This includes yoga asana practice. While to an outside eye, yoga practice may seem to be an impressive series of circus tricks, it’s meant as a place for burning away the trappings of ego. By forcing us to look at our reactions and observe our minds at work, the challenging poses of the Ashtanga yoga asana tradition make us aware of the transient nature of our thoughts. The seemingly endless progression of the six series eventually removes any achievement-based motivation. There is no finish line, and so learning how to act without endgame or ego becomes necessary if you intend to continue. Asana practice becomes an exercise in ego-less action.
Deconstructing or Building The Ego
As any good chemist knows. However, an experiment’s results depend just as much on what you put in the crucible as the catalyst itself. Yoga practice, like anything else, can become an identifier if we let it. Creating our sense of Self around being “Ashtangis” and our accomplishments are easy to end up building the ego, rather than deconstructing it.
It’s also very human. Preventing it requires integrity and accountability, from both inside and out. A good yoga teacher can be indispensable for keeping us in check. So is an attitude of surrender, in particular surrender to the method. Yoga gives us a gift through its structure and systemization. It doesn’t allow room for choice or creativity. In surrendering to this method, we protect ourselves from the possessive temptations of ego.
Your True Motivation in Your Ashtanga Yoga Practice
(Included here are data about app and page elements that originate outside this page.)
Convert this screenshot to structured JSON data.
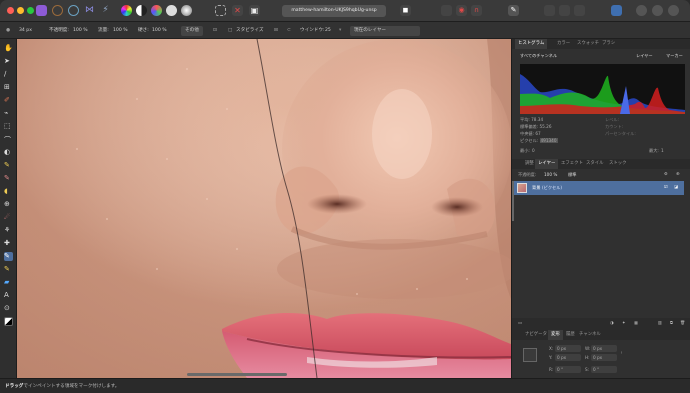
{
  "window": {
    "document_tab": "matthew-hamilton-UKJS9hqbUg-unsp"
  },
  "context_toolbar": {
    "brush_size": "34 px",
    "opacity_label": "不透明度:",
    "opacity_value": "100 %",
    "flow_label": "流量:",
    "flow_value": "100 %",
    "hardness_label": "硬さ:",
    "hardness_value": "100 %",
    "more_button": "その他",
    "stabilize_label": "スタビライズ",
    "window_label": "ウインドウ:",
    "window_value": "25",
    "source_select": "現在のレイヤー"
  },
  "histogram_panel": {
    "tabs": [
      "ヒストグラム",
      "カラー",
      "スウォッチ",
      "ブラシ"
    ],
    "channel_select": "すべてのチャンネル",
    "layer_button": "レイヤー",
    "marker_button": "マーカー",
    "stats": {
      "mean_label": "平均:",
      "mean_value": "78.34",
      "stddev_label": "標準偏差:",
      "stddev_value": "55.26",
      "median_label": "中央値:",
      "median_value": "67",
      "pixels_label": "ピクセル:",
      "pixels_value": "491340",
      "level_label": "レベル:",
      "count_label": "カウント:",
      "percentile_label": "パーセンタイル:"
    },
    "min_label": "最小:",
    "min_value": "0",
    "max_label": "最大:",
    "max_value": "1"
  },
  "layers_panel": {
    "tabs": [
      "調整",
      "レイヤー",
      "エフェクト",
      "スタイル",
      "ストック"
    ],
    "opacity_label": "不透明度:",
    "opacity_value": "100 %",
    "blend_mode": "標準",
    "layer_name": "背景",
    "layer_type": "(ピクセル)"
  },
  "transform_panel": {
    "tabs": [
      "ナビゲータ",
      "変形",
      "履歴",
      "チャンネル"
    ],
    "x_label": "X:",
    "x_value": "0 px",
    "y_label": "Y:",
    "y_value": "0 px",
    "w_label": "W:",
    "w_value": "0 px",
    "h_label": "H:",
    "h_value": "0 px",
    "r_label": "R:",
    "r_value": "0 °",
    "s_label": "S:",
    "s_value": "0 °"
  },
  "status_bar": {
    "bold": "ドラッグ",
    "text": "でインペイントする領域をマーク付けします。"
  },
  "colors": {
    "accent": "#4e6f9e",
    "panel": "#303030",
    "toolbar": "#323232"
  }
}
The most important tool, however, is our awareness. By teaching us to watch our thoughts, yoga practice also guides us towards being cognizant of our relationship with the asana practice. We begin to notice if we base our self-worth on our “success” at asana, basing our self-esteem on whether or not we achieve that next impressive posture or transition. Comparative thinking no longer goes unrecognized to one in the practice of watching their thoughts. When we compare ourselves to others, we can assess the productivity of our thinking.
This essential awareness is the first step towards cultivating the right action and the right attitude towards practice. It helps us group our thoughts and actions by their conduciveness to our growth and the path to Self-realization. All we have to do is watch.
Next time you post that yoga selfie or beat yourself up for “bad” practice, ask yourself: What are these thoughts? Where do my intention and motivation lie? Are they helping to deconstruct my ego? Or are they simply building it up?